John Perry Barlow:
I guess we’ve run out of time, but to the extent we haven’t, might I encourage you to address one question? I want to know whether you think that the Internet is a liberating phenomenon.
Is that a trick question? Of course the Internet is a liberating phenomenon—it’s liberating in so many different ways that we suffer almost epistemic confusion when trying to understand them all.
I think Google counts as liberation—from having to keep a big technical library, for starters (I hardly use my nonfiction books any more).
I think blogs count as liberation; they used to say that freedom of the press belongs to the man who owns one, and now everybody owns one.
I think plain old email counts as liberation.

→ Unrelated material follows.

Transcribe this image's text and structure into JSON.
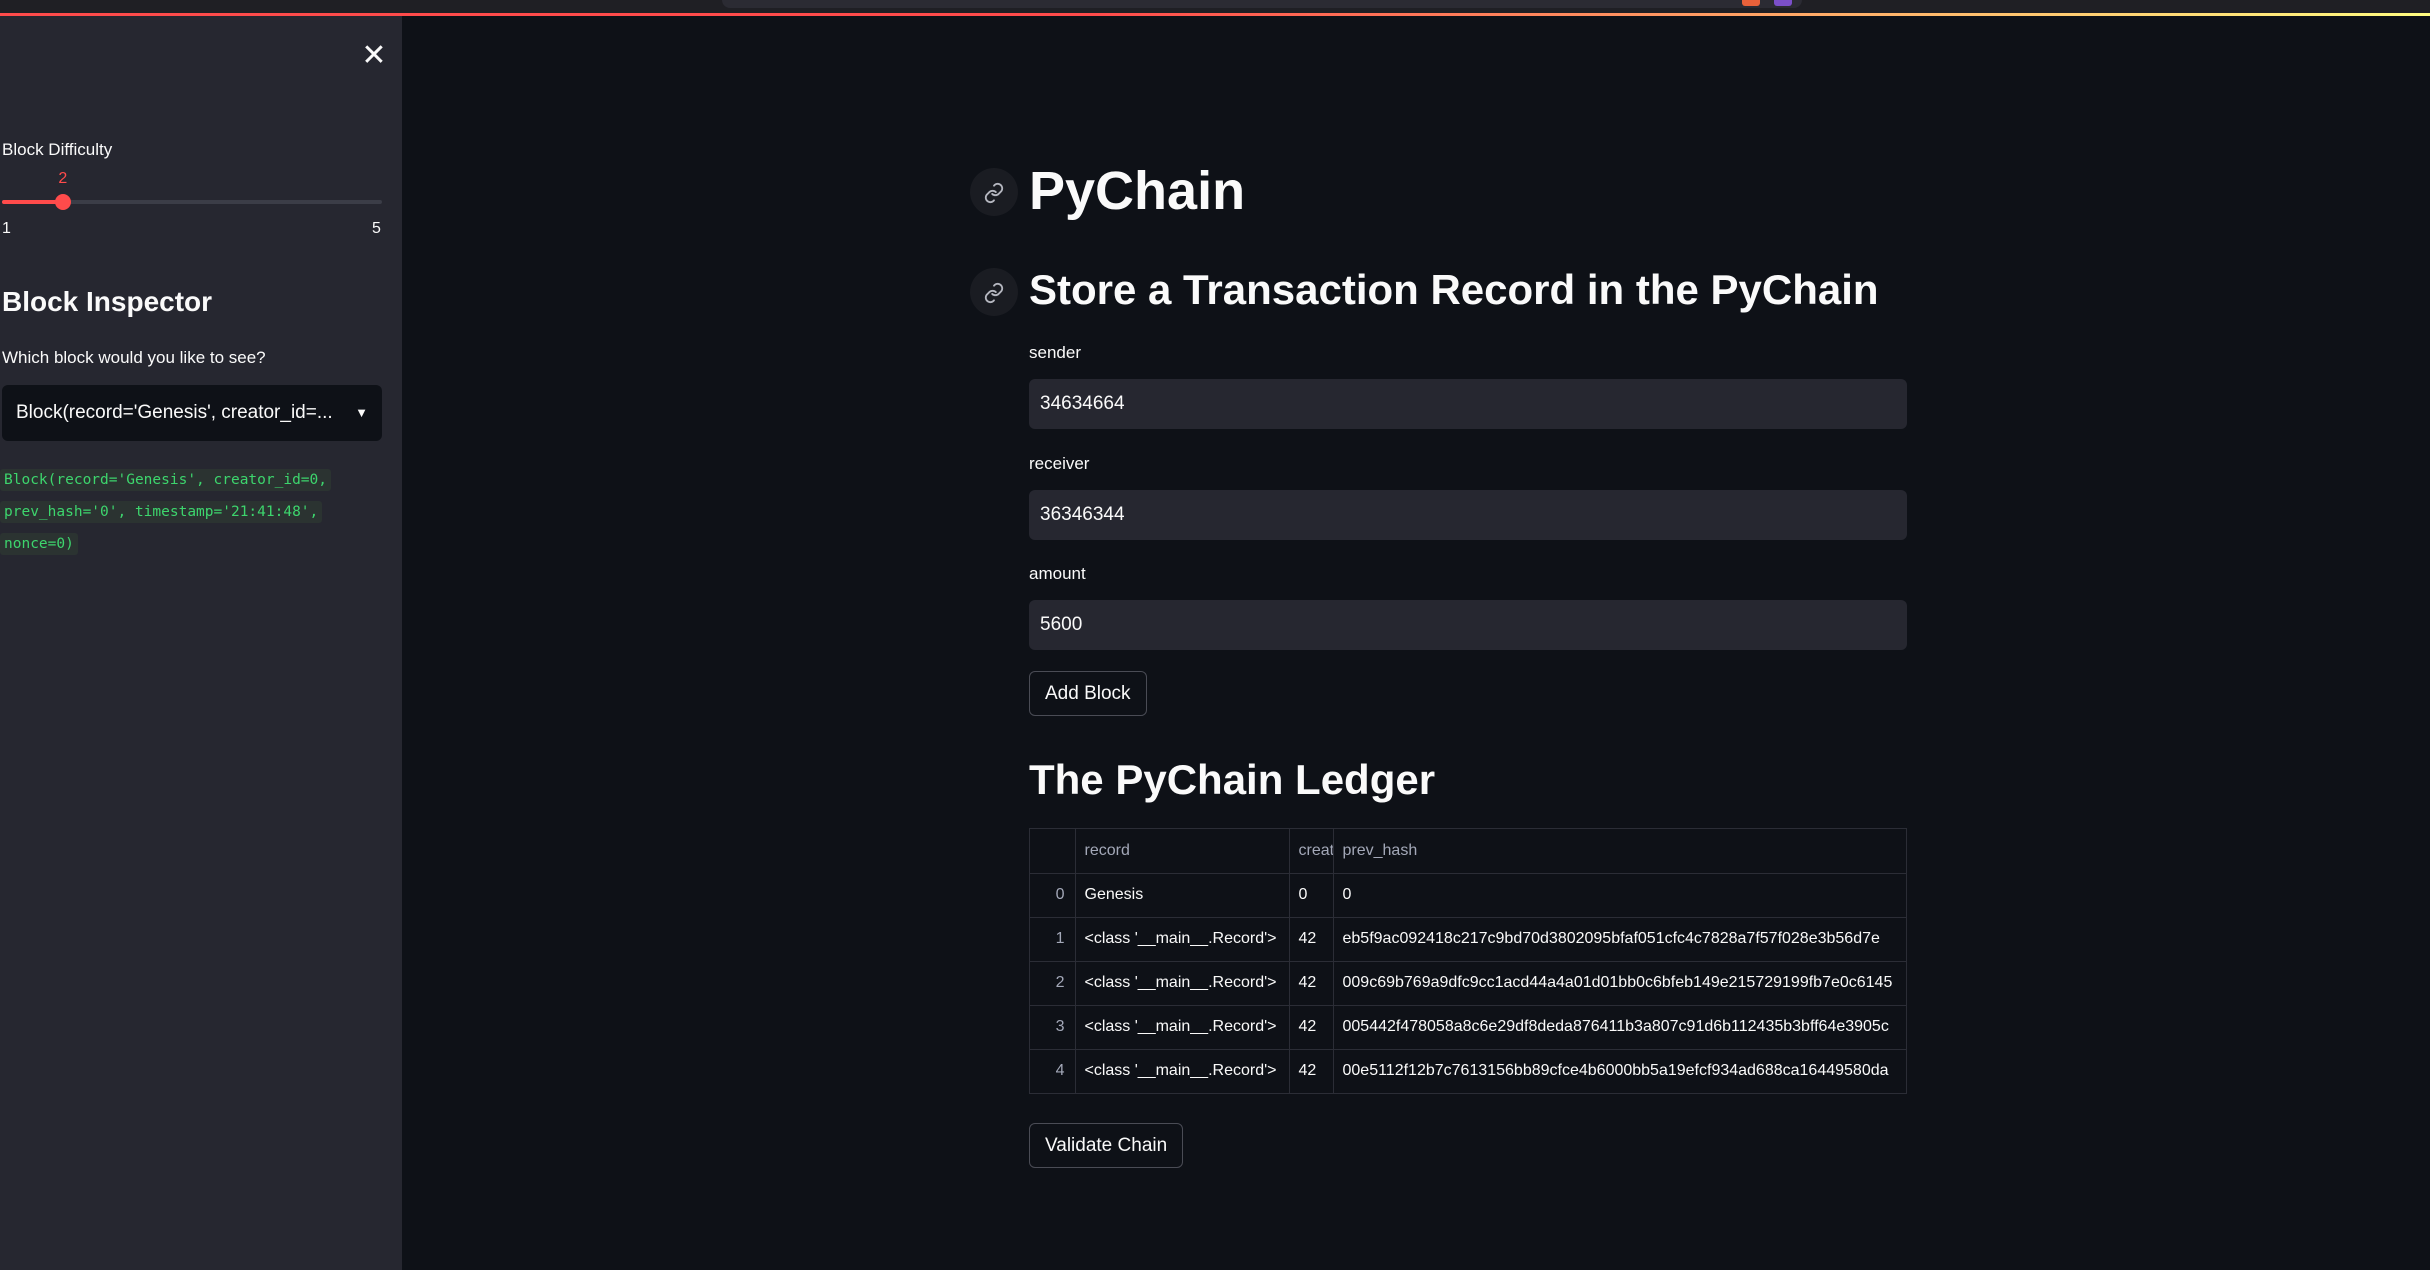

Distance matters vastly less to our relationships than it did when we were kids. (Cellphones helped too, of course.)
OK, so we didn’t get the exact liberation, on the exact timeframe, that we expected before the fact. Do we ever when the revolution actually comes? Human beings almost always overestimate the impact of near-term technological change and underestimate the long-term impact. So it was with the telegraph, the telephone, and the television; so, I am sure, it will be with the Internet.
The kind of radical libertarian changes you and I and our peers dreamed of aren’t here yet, but I think they’ll come eventually. Of course, we might have to go through the Singularity to get there—but the Internet is helping that along, too.